**GIVEN DATA:**
▶
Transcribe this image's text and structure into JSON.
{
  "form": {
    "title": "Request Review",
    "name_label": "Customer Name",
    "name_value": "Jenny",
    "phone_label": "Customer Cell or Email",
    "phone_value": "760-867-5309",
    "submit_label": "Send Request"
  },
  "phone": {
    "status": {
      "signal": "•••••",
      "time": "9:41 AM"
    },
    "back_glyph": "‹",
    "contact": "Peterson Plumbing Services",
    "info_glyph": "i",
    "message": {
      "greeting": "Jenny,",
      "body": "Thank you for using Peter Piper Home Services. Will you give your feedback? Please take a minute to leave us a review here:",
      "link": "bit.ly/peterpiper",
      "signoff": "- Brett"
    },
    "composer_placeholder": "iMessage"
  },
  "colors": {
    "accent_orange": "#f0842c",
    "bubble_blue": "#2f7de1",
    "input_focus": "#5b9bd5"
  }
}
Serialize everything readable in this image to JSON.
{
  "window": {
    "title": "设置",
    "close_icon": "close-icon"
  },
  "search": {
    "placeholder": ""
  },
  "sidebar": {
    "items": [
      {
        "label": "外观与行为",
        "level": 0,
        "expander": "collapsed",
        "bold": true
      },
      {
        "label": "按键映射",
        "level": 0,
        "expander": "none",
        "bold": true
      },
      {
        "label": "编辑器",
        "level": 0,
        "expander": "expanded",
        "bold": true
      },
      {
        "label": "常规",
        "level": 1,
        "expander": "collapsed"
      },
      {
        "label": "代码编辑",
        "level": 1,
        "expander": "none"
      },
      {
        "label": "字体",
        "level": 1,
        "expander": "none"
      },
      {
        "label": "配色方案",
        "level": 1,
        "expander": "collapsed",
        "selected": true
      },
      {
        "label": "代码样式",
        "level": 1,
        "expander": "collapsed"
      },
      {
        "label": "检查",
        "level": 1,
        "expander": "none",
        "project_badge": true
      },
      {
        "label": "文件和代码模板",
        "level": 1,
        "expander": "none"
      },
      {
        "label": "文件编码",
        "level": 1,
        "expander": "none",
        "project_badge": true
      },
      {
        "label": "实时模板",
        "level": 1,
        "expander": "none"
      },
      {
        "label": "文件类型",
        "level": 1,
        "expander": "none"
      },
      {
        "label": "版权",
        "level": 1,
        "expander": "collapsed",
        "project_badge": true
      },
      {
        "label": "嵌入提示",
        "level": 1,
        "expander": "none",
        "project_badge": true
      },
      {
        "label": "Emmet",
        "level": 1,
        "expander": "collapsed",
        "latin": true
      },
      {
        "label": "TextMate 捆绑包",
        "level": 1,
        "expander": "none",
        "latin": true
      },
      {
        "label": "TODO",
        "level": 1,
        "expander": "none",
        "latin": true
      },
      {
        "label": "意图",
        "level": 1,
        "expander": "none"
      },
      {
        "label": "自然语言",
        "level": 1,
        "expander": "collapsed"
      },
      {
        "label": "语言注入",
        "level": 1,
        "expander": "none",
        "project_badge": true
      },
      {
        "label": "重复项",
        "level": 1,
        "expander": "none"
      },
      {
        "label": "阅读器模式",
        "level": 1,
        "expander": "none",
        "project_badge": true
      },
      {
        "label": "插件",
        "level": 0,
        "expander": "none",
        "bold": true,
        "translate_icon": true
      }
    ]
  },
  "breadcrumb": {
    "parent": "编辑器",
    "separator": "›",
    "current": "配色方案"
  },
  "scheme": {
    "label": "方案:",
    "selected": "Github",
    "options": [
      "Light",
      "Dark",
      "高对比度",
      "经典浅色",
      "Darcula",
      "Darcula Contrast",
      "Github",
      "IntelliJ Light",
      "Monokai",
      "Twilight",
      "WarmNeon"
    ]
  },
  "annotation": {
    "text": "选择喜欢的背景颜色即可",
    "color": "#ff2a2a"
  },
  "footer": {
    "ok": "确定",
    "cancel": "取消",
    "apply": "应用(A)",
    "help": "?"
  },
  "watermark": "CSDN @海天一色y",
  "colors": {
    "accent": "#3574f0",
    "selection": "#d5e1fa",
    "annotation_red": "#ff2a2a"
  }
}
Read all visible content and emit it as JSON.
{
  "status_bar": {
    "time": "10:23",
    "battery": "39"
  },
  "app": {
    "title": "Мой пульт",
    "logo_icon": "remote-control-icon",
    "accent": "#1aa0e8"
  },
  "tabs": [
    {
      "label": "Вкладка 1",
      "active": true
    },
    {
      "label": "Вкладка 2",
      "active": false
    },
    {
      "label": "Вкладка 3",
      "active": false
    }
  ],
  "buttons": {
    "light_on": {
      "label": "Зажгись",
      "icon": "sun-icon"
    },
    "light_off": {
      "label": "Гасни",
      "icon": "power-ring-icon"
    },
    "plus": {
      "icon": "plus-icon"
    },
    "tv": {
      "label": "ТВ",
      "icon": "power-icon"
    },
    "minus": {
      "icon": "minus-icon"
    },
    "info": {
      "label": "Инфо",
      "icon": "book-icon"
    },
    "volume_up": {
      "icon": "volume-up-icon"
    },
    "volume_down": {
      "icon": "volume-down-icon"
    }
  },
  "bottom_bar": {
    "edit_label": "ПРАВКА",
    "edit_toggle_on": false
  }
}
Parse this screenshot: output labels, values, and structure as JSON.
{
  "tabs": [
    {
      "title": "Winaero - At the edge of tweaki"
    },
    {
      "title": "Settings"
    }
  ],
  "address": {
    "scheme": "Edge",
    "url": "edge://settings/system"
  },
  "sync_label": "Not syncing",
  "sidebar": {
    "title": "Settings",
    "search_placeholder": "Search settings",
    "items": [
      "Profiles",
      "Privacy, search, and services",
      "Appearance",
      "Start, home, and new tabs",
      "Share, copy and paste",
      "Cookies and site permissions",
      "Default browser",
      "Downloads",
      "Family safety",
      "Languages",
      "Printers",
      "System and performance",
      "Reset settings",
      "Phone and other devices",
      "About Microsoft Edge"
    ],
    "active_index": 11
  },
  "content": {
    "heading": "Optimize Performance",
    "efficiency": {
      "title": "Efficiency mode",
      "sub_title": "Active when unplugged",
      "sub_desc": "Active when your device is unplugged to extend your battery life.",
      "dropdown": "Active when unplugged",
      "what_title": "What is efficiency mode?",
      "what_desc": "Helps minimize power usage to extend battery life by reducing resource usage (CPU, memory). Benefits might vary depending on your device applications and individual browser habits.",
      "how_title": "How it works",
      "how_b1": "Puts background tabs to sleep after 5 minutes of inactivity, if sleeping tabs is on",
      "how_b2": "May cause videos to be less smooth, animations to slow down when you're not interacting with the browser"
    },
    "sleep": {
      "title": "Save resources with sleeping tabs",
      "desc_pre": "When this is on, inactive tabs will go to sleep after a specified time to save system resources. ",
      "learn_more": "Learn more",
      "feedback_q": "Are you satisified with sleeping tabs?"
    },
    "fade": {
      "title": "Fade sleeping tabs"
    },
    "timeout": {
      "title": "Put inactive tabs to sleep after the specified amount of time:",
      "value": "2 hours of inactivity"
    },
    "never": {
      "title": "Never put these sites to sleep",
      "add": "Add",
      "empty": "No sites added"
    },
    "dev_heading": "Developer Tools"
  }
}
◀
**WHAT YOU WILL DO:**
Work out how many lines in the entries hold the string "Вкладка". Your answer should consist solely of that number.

**SOLUTION TO THIS TASK:**
3